A court manager in a jurisdiction that is now constructing a new courthouse would like to collect some information about video monitors placed in the jury box for viewing video evidence (as opposed to a single monitor on a wall or stand outside the box). For readers with a state wide perspective, how common is this setup in your state? For readers with practical experience with this setup, how frequently are they used, are there significant maintenance issues, is the expense worth the benefit, and is there anything else this court manager should consider in making a decision about obtaining them? Please respond to Greg Hurley at firstname.lastname@example.org and your email will be forwarded.
Attorney General Wayne Stenehjem warns North Dakota residents that the “jury duty” scam is once again circulating in the state.
In this scam, the scam artist calls pretending to be a law enforcement officer, claims the resident has missed jury duty, and threatens to have the person arrested unless they pay a fine immediately.
In some variations of the scam, the supposed officer instructs the consumer to buy prepaid cash cards or gift cards and then read off the numbers from the back of those cards; in other variations, the scam artists offer a “discount” on the supposed fine if the consumer sends cash via overnight delivery.
Stenehjem reminds residents:
No court will ever make calls threatening to arrest someone for having missed jury duty; and
No legitimate government official or law enforcement officer will ever demand that you mail cash, wire money, or buy prepaid cards to pay fines and fees.
There is no need to report having received one of these calls.
On November 4, 2016 the Jamaican Observer reported that the Jamaican Ministry of Justice warned the public that any jury summonses they receive through social media platforms are a hoax. Citizens have been receiving messages which tell them to appear for jury service and keep the communication private. These messages appear to come from a legitimate government domain.
Hawaii Increases Civil Jury Trial Threshold
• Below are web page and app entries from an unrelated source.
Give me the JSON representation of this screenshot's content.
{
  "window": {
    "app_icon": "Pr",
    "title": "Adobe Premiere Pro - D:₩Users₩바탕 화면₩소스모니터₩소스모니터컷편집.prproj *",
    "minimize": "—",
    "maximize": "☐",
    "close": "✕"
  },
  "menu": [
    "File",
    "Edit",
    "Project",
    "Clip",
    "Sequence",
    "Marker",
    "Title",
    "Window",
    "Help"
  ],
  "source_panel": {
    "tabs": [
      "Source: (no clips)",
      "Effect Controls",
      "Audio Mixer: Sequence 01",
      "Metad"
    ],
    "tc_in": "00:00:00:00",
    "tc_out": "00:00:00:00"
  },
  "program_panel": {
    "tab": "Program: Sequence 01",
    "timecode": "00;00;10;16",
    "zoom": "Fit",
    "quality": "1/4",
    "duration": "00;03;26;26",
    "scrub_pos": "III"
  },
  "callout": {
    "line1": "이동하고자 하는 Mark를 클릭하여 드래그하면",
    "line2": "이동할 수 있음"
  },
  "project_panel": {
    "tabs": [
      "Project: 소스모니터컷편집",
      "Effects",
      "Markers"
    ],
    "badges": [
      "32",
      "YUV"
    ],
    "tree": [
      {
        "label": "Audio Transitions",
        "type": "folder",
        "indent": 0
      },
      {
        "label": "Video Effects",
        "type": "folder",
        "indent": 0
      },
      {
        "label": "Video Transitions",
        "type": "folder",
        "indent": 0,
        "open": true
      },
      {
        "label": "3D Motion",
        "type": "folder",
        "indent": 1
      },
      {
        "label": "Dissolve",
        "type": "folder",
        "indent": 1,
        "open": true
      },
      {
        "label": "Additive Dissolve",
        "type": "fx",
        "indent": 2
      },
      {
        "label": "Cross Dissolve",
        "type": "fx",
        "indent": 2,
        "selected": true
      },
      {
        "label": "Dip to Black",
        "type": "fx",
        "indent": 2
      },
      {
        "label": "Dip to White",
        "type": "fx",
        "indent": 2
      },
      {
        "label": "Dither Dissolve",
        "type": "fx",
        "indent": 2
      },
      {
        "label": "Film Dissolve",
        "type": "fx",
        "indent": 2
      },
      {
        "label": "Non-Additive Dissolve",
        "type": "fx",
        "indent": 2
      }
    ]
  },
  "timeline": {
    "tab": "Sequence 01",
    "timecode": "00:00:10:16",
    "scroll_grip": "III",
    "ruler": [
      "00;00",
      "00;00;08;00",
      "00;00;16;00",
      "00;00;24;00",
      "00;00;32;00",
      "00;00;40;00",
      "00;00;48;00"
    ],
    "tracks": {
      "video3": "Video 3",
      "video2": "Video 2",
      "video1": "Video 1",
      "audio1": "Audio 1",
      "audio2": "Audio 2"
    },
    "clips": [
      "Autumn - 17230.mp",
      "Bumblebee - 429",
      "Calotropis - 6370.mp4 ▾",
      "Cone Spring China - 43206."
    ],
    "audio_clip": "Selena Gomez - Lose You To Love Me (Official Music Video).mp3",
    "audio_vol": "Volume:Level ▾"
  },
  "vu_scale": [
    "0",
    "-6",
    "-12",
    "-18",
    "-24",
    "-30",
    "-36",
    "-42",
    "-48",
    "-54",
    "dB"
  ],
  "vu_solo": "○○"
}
On November 8, 2016, the voters of the state of Hawaii approved a constitutional amendment which raised the amount in controversy in civil cases from $5,000 to $10,000 before the right to trial by jury attaches.